Dataset rows for apps and sites
====

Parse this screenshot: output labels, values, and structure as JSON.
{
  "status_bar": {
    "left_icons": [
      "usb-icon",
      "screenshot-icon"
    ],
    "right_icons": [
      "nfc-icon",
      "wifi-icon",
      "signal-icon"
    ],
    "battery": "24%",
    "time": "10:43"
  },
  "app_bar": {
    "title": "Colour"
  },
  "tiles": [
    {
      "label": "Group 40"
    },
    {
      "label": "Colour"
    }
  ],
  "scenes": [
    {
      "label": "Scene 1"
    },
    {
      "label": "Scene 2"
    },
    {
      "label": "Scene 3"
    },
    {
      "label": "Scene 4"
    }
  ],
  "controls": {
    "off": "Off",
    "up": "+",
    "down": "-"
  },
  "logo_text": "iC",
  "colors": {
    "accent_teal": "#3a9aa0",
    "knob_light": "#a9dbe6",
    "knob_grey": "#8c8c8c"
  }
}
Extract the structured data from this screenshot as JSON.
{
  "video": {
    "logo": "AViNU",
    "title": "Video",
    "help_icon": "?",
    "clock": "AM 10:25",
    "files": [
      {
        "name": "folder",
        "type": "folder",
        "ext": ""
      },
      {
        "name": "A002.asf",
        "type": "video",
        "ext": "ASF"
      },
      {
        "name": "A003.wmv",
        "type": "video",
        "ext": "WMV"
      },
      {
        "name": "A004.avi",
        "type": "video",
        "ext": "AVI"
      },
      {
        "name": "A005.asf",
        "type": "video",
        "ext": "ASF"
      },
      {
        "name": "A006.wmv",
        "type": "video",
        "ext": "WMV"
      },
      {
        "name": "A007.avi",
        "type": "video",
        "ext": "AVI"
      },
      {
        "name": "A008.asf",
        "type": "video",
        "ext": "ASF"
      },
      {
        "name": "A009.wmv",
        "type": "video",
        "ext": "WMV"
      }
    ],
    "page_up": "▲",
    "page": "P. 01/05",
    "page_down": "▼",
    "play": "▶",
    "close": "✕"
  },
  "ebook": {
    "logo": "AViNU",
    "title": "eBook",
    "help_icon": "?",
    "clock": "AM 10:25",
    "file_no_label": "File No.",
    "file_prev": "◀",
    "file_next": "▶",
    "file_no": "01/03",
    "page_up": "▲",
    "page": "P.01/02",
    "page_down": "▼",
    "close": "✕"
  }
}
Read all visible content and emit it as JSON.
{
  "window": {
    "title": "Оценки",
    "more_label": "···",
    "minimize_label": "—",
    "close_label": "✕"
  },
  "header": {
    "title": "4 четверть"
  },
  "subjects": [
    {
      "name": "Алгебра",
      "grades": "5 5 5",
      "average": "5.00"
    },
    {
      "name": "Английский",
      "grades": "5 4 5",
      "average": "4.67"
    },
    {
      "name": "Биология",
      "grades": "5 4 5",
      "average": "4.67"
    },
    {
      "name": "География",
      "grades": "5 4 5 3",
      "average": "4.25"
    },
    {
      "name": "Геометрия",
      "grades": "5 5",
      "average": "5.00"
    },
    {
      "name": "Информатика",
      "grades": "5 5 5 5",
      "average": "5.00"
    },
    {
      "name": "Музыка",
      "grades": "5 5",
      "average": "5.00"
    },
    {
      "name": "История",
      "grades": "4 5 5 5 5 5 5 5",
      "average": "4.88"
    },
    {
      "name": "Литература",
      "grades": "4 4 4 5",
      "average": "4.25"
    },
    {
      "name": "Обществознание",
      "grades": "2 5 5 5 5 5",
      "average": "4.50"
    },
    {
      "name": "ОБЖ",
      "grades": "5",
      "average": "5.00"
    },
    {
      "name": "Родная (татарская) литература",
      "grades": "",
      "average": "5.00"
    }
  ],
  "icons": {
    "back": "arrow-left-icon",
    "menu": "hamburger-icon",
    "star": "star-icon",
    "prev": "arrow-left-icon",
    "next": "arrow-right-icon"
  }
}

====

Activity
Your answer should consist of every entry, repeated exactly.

Solution to this task
Parse this screenshot: output labels, values, and structure as JSON.
{
  "status_bar": {
    "left_icons": [
      "usb-icon",
      "screenshot-icon"
    ],
    "right_icons": [
      "nfc-icon",
      "wifi-icon",
      "signal-icon"
    ],
    "battery": "24%",
    "time": "10:43"
  },
  "app_bar": {
    "title": "Colour"
  },
  "tiles": [
    {
      "label": "Group 40"
    },
    {
      "label": "Colour"
    }
  ],
  "scenes": [
    {
      "label": "Scene 1"
    },
    {
      "label": "Scene 2"
    },
    {
      "label": "Scene 3"
    },
    {
      "label": "Scene 4"
    }
  ],
  "controls": {
    "off": "Off",
    "up": "+",
    "down": "-"
  },
  "logo_text": "iC",
  "colors": {
    "accent_teal": "#3a9aa0",
    "knob_light": "#a9dbe6",
    "knob_grey": "#8c8c8c"
  }
}
Extract the structured data from this screenshot as JSON.
{
  "video": {
    "logo": "AViNU",
    "title": "Video",
    "help_icon": "?",
    "clock": "AM 10:25",
    "files": [
      {
        "name": "folder",
        "type": "folder",
        "ext": ""
      },
      {
        "name": "A002.asf",
        "type": "video",
        "ext": "ASF"
      },
      {
        "name": "A003.wmv",
        "type": "video",
        "ext": "WMV"
      },
      {
        "name": "A004.avi",
        "type": "video",
        "ext": "AVI"
      },
      {
        "name": "A005.asf",
        "type": "video",
        "ext": "ASF"
      },
      {
        "name": "A006.wmv",
        "type": "video",
        "ext": "WMV"
      },
      {
        "name": "A007.avi",
        "type": "video",
        "ext": "AVI"
      },
      {
        "name": "A008.asf",
        "type": "video",
        "ext": "ASF"
      },
      {
        "name": "A009.wmv",
        "type": "video",
        "ext": "WMV"
      }
    ],
    "page_up": "▲",
    "page": "P. 01/05",
    "page_down": "▼",
    "play": "▶",
    "close": "✕"
  },
  "ebook": {
    "logo": "AViNU",
    "title": "eBook",
    "help_icon": "?",
    "clock": "AM 10:25",
    "file_no_label": "File No.",
    "file_prev": "◀",
    "file_next": "▶",
    "file_no": "01/03",
    "page_up": "▲",
    "page": "P.01/02",
    "page_down": "▼",
    "close": "✕"
  }
}
Read all visible content and emit it as JSON.
{
  "window": {
    "title": "Оценки",
    "more_label": "···",
    "minimize_label": "—",
    "close_label": "✕"
  },
  "header": {
    "title": "4 четверть"
  },
  "subjects": [
    {
      "name": "Алгебра",
      "grades": "5 5 5",
      "average": "5.00"
    },
    {
      "name": "Английский",
      "grades": "5 4 5",
      "average": "4.67"
    },
    {
      "name": "Биология",
      "grades": "5 4 5",
      "average": "4.67"
    },
    {
      "name": "География",
      "grades": "5 4 5 3",
      "average": "4.25"
    },
    {
      "name": "Геометрия",
      "grades": "5 5",
      "average": "5.00"
    },
    {
      "name": "Информатика",
      "grades": "5 5 5 5",
      "average": "5.00"
    },
    {
      "name": "Музыка",
      "grades": "5 5",
      "average": "5.00"
    },
    {
      "name": "История",
      "grades": "4 5 5 5 5 5 5 5",
      "average": "4.88"
    },
    {
      "name": "Литература",
      "grades": "4 4 4 5",
      "average": "4.25"
    },
    {
      "name": "Обществознание",
      "grades": "2 5 5 5 5 5",
      "average": "4.50"
    },
    {
      "name": "ОБЖ",
      "grades": "5",
      "average": "5.00"
    },
    {
      "name": "Родная (татарская) литература",
      "grades": "",
      "average": "5.00"
    }
  ],
  "icons": {
    "back": "arrow-left-icon",
    "menu": "hamburger-icon",
    "star": "star-icon",
    "prev": "arrow-left-icon",
    "next": "arrow-right-icon"
  }
}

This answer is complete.